in Understanding political ideas and movements
Thomas Robb

eventually won.3 Callaghan took office on 5 April 1976, and Anthony Crosland took over from the new prime minister as foreign and commonwealth secretary. In his previous position, Callaghan had been influential in the formulation of British foreign policy and he was determined to retain a dominant role in foreign policy-making. Callaghan’s promotion to number 10 Downing Street thus ensured a degree of continuity in the conduct of British foreign policy.4 On the other side of the Atlantic, events were tumultuous for the Ford administration, both domestically and in the

in A strained partnership?
Open Access (free)
Thomas Robb

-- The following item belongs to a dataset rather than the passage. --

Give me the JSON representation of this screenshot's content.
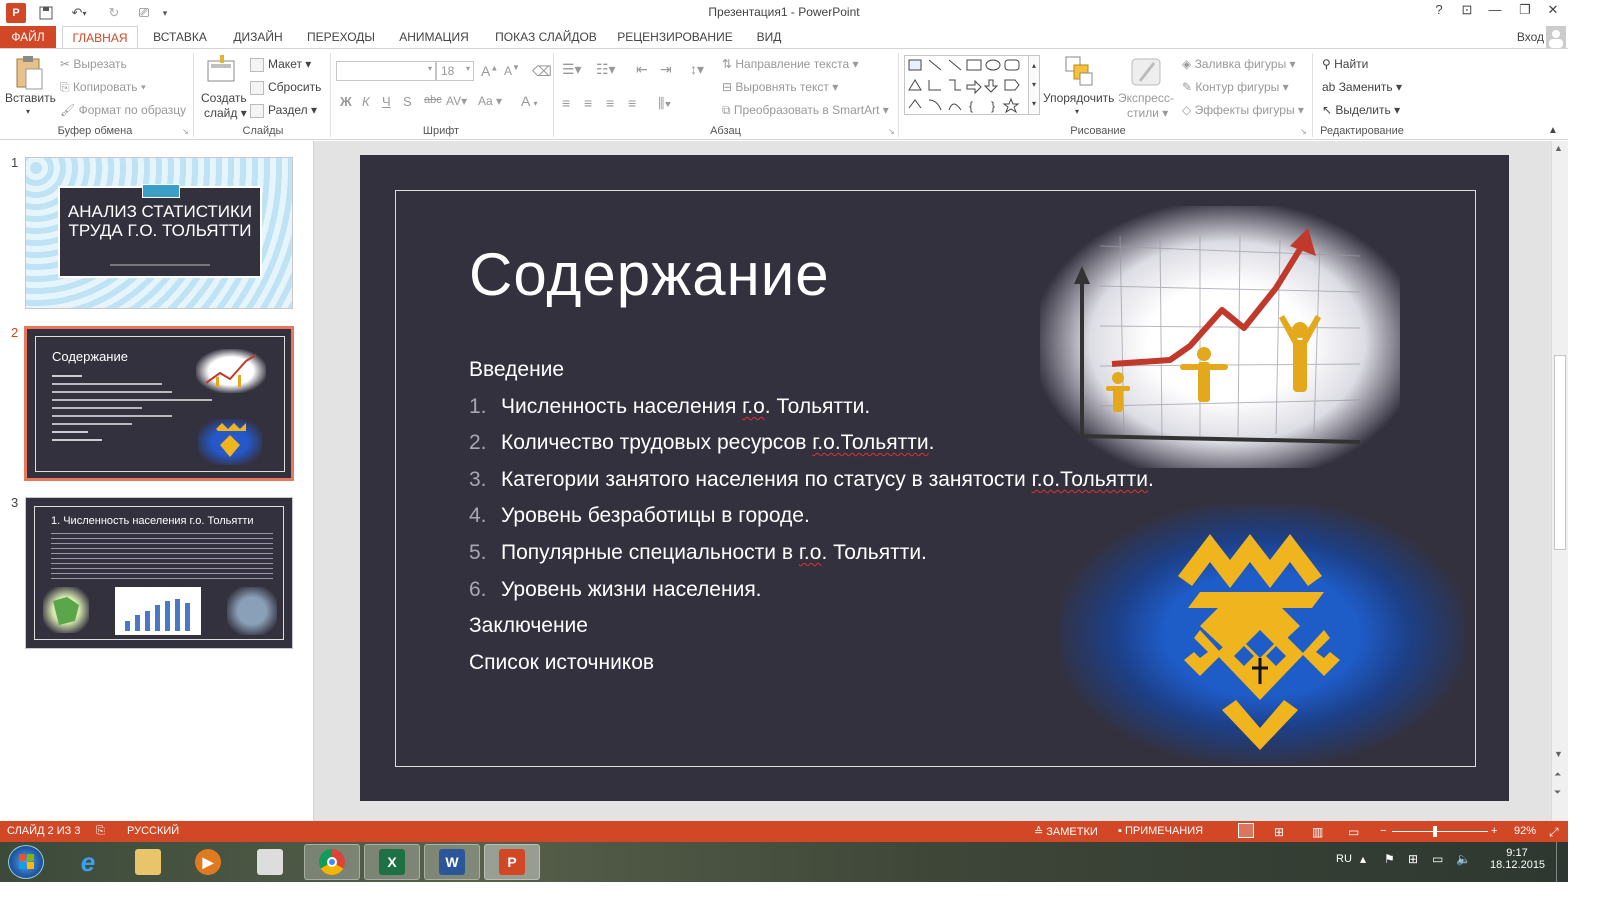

in British foreign policy that would place a renewed emphasis upon the US–UK relationship. Heath’s seemingly Euro-centric foreign policy was to be reversed and Wilson let it known that he would not be trying to create common political policies within the EEC. In fact, Wilson’s renegotiation of the terms of Britain’s EEC entry even questioned Britain’s membership.14 Wilson’s appointment of James Callaghan as foreign and commonwealth secretary, coupled with the prime minister’s willingness to allow Callaghan a degree of freedom in conducting foreign policy that was

in A strained partnership?
Rhiannon Vickers

comprehensive and widely accepted viewpoint on foreign policy. Windrich has argued that Labour followed a ‘socialist’ foreign policy in the post-war years;9 Winkler that the party developed a ‘League of Nations’ policy.10 Certainly these years were marked by a fair degree of Vic04 10/15/03 82 2:10 PM Page 82 THE LABOUR PARTY AND THE WORLD agreement within the different wings of the party on the basis of a British foreign policy, despite the widespread and enduring differences between the various groups and factions of the party and the mutual suspicion between the

in The Labour Party and the world, volume 1
Jonathan Colman

frequently to meet tactical pressures from within his own party that … he had left himself no room for manoeuvre’. When Wilson first took office in October 1964, said Bruce, ‘he accepted the principle of the continuity of British foreign policy, which was based upon the long established friendly relationship with the US’. This meant that Wilson was ‘prepared to cooperate with the United States on major American

in A ‘special relationship’?